Citizens’ Institute on Rural Design: Communities Facing Design ChallengesDeadline: February 16, 2018
The Citizens’ Institute on Rural Design (CIRD) is a leadership initiative of the National Endowment for the Arts (NEA) conducted in partnership with the Project for Public Spaces and the Orton Family Foundation. Simply stated, rural design utilizes design strategies, improvements to a community’s streets, buildings, public spaces, or landscapes, to address the specific physical, environmental, social, and economic challenges facing rural areas.
CIRD’s process for improving communities follows a holistic approach, assessing the synergistic roles of streets, sidewalks, buildings, public spaces, commercial districts, natural areas, historic and cultural resources, amenities, activities, securities, management, and other factors in and around the site. The process begins with discovering what people in the community need and desire in their public spaces.

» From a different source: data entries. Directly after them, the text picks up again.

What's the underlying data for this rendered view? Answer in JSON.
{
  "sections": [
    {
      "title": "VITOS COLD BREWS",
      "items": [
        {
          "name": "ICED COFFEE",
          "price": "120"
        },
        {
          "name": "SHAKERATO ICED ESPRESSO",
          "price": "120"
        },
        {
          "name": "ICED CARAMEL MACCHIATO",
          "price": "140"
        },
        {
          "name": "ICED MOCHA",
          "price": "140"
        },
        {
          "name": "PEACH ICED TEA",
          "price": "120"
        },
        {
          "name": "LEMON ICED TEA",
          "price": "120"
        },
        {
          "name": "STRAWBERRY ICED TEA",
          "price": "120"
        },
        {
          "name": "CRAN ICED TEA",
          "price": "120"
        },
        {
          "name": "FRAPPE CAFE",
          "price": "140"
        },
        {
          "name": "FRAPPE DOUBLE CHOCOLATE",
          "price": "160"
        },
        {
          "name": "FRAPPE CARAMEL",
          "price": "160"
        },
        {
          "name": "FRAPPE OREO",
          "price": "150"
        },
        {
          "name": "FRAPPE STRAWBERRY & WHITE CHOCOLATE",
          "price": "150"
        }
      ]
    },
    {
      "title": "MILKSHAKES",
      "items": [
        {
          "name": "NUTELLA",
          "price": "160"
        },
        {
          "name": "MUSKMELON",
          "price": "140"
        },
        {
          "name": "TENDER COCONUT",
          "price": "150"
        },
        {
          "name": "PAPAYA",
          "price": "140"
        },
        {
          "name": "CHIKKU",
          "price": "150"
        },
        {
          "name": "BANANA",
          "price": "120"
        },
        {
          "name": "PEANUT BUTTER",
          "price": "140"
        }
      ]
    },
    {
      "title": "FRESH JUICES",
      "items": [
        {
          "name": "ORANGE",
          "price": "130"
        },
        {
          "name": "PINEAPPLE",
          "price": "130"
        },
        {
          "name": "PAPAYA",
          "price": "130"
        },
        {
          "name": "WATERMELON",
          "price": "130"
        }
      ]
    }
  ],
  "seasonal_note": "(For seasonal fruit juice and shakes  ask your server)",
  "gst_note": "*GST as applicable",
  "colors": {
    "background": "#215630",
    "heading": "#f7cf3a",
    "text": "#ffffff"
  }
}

Developing locally-driven solutions to these challenges is critical to the long-term vitality of rural communities, and rural design can play a powerful role in this process. Forming collaborative multi-sectoral partnerships that cross county lines and town boundaries as well as governmental agency jurisdictions that include trusted local institutions and public agencies, is one of the key goals of the program.
CIRD helps rural leaders and residents come together to find creative solutions for:
- Multimodal Transportation: Design challenge examples include improving bike/pedestrian access in your community; retrofitting commercial strips to accommodate pedestrians; the development of recreational trails for mobility and economic development; mobility for the elderly and aging in place; context sensitive rural highways and byways; integration of arts/culture/design to improve transportation or pedestrian experience.
- Healthy Living by Design: Design challenge examples include creating public space that supports play and active recreation; improving access to healthy food and local food eco-systems; enhancing access for walking, biking, and active transportation/recreation; building social cohesion and opportunities for social interaction via creative placemaking.
- Main Streets: Design challenge examples include leveraging Main Street for economic development; redesigning Main Street as a local street versus state highway/thruway; cultivating/enhancing public space on main street via design or creative placemaking; branding and design along Main Street; historic preservation and adaptive reuse of Main Street buildings; maximizing the role that arts and culture can play as an economic driver for local and regional economies.
Amount: This grant provides an opportunity to help up to six communities organize and host a two-and-a-half day community workshop, supported through $10,000 in cash stipends. A $10,000 cash or in-kind match by host communities is required. CIRD will provide a comprehensive package of technical assistance services to support the workshops, including:
- Honoraria, travel and lodging expenses for up to four regional or national Resource Team members
- Advice on development and production of workshop content and instructional materials
- One-on-one assistance and site visits by CIRD staff to support planning the workshop logistics and content
- Conference calls and webinars on relevant rural design topics
- A write up of an action plan and key summary of the workshop event
- Opportunities to connect with a broad network of rural practitioners and resources
Eligibility: CIRD supports rural communities and small towns with a population of 50,000 or less. Community is defined broadly, not just the town center or area within town boundary, but also the surrounding areas that depend on its goods and services and contribute to its economic base, including agricultural lands, scenic and natural landmark and preserves, and an areas used for recreation. State-level entities may support the application, but cannot serve as the primary applicant. Lead applicants may be:
- Municipal, tribal, or county governments
- Local nonprofit organizations, including but not limited to such entities as Main Street organizations, art centers, preservation groups, historical societies, or chambers of commerce
- Regional planning organizations
- University community design centers or university agricultural/extension offices located within 50 miles of the community
Note: An application preparation webinar will be held on January 25, 2018.